Politicians in Poland’s ultra-conservative Law and Justice (PiS) party are pushing to join the centre-right European People’s Party (EPP) after next year’s European elections. EURACTIV Poland’s media partner, Gazeta Wyborcza, reports.
If the move goes ahead, the EPP, which is currently dominated by Germany’s Christian Democratic Party (CDU), would also contain the Polish opposition party Civic Platform (PO) and Hungarian PM Viktor Orbán’s Fidesz.
“Recently, there has been no meeting of Polish government members with representatives of the European Christian Democrats at which the Polish side did not touch on the subject of joining the European People’s Party (EPP).”
“They assure that PiS will behave responsibly in the structures of this faction, that it will strengthen it and that Warsaw will help in pushing through next year’s budget,” one European official told Gazeta Wyborcza.
This information has also been confirmed in the party and by other diplomatic sources.
EPP, the strongest faction in Parliament
With 219 deputies, the centre-right and pro-European EPP is currently the strongest political group in the European Parliament. It includes the two Polish opposition parties PO and PSL, but also Fidesz, the ruling party of Hungarian Prime Minister Viktor Orbán, which in Europe is increasingly criticised for breaking democracy in the country.
It is the Hungarian politicians of this party who intensely support the plans of their brothers-in-arms, the PiS, to join this group. “Together, we would have more influence. In general, membership in the EPP would give us the opportunity to act in a larger group,” said one PiS politician.
Future of ECR in question
PiS has found itself in a corner because, as a result of Brexit, British deputies will disappear from the European Parliament, among them the Tories who, together with PiS, are the pillar of the European Conservatives and Reformists (ECR) faction.
Without the Tories, the ECR will have to attract populists or the extreme right to maintain its significance. By entering the EPP, PiS would be able to make an escape forward. At the same time, the party would get under the same protective umbrella Orbán has been using for years. Despite rising criticism, also from within the group, the EPP is still standing behind him.
The idea of PiS’ entry into the EPP is not new. Some PiS MEPs, including Ryszard Czarnecki, have already considered making the move after the last European elections, in 2014. At that time, there was no certainty that the party would come under the authority of Jarosław Kaczyński, the current party leader who gave PiS its ultraconservative edge.
The Civic Platform clearly stated its opposition: “If they want to join the EPP, then not as a party, but only individually and with their hands held high above their heads” explained a representative of Donald Tusk’s former government back then.
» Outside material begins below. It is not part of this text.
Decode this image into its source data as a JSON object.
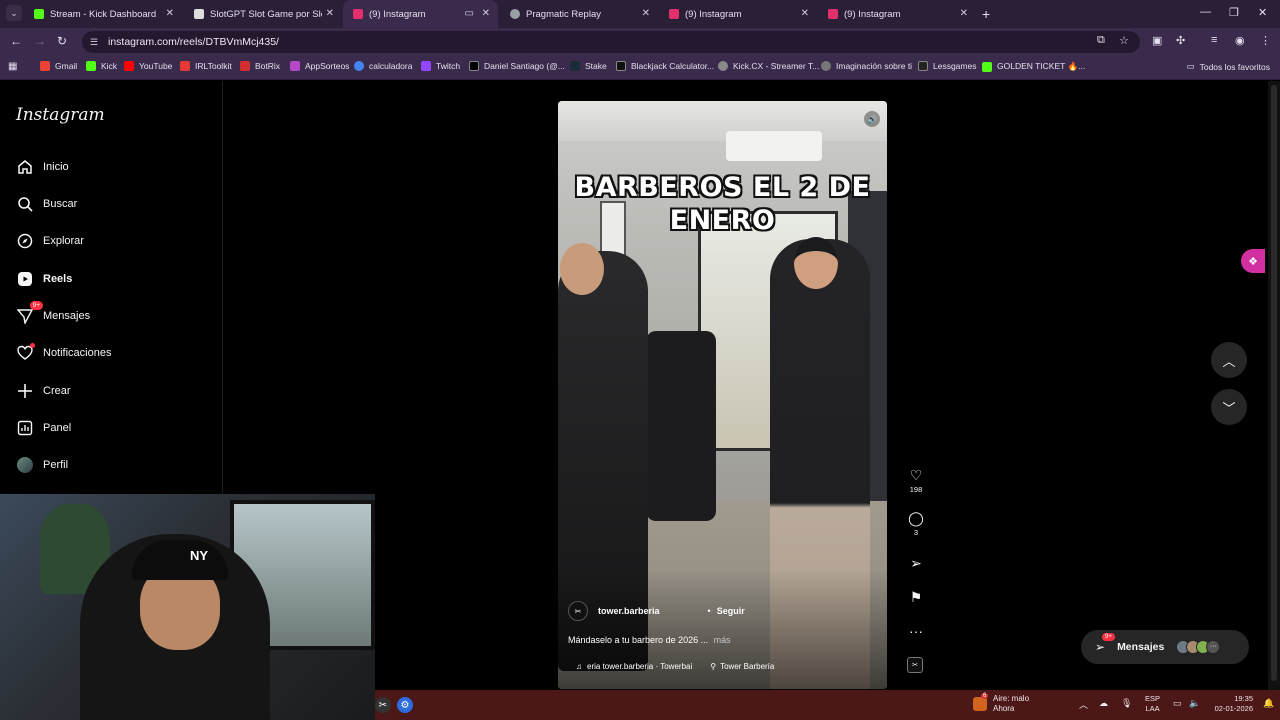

In 2016, after the PiS party came to power in Poland, the idea came back. According to the obtained information, it was among others Witold Waszczykowski, the head of Polish diplomacy, who explored the ground.
Veto of the Civic Platform
One thing has not changed. The Civic Platform is still against this idea. “Colleagues from PO have already been sending out clear signals a few weeks ago that if someone would think about adopting PiS, they will leave the EPP,” one of the Western MEPs said. Manfred Weber, the head of the political group, calmed them down saying that a possible PiS adoption is not on the agenda.
Kaczyński’s party, however, has an important argument in hand: in next year’s elections for the European Parliament, the EPP might lose deputies.
Also because French President Emmanuel Macron, according to unofficial information circulating in Brussels, seriously considers creating a separate faction after the European elections, which could lure deputies away from the EPP as well. In such a situation, PiS’ accession would strengthen the faction.
“We’re still probing for now. In the corridors, we sometimes hear comments from colleagues in the EPP that maybe we should join forces,” said one PiS politician.
Rule of law question as condition
A condition for the EPP to talk about it seriously is the end of the dispute between Poland and the European Commission on the rule of law that has been going on for two years.
In December last year, the Commission launched proceedings in this matter under Article 7 of the EU Treaty, which in theory may lead to the imposition of sanctions on Poland.
PiS politicians, on the other hand, began to push Brussels to give up from the proceedings, despite the fact that the government did not back down from the judicial reform criticised by the Commission.
Advisors to Polish Prime Minister Mateusz Morawiecki argue that the Commission’s stubbornness only strengthens radicals in the United Right, such as Justice Minister Zbigniew Ziobro.
The article was published as part of EURACTIV.pl’s media partnership with Gazeta Wyborcza.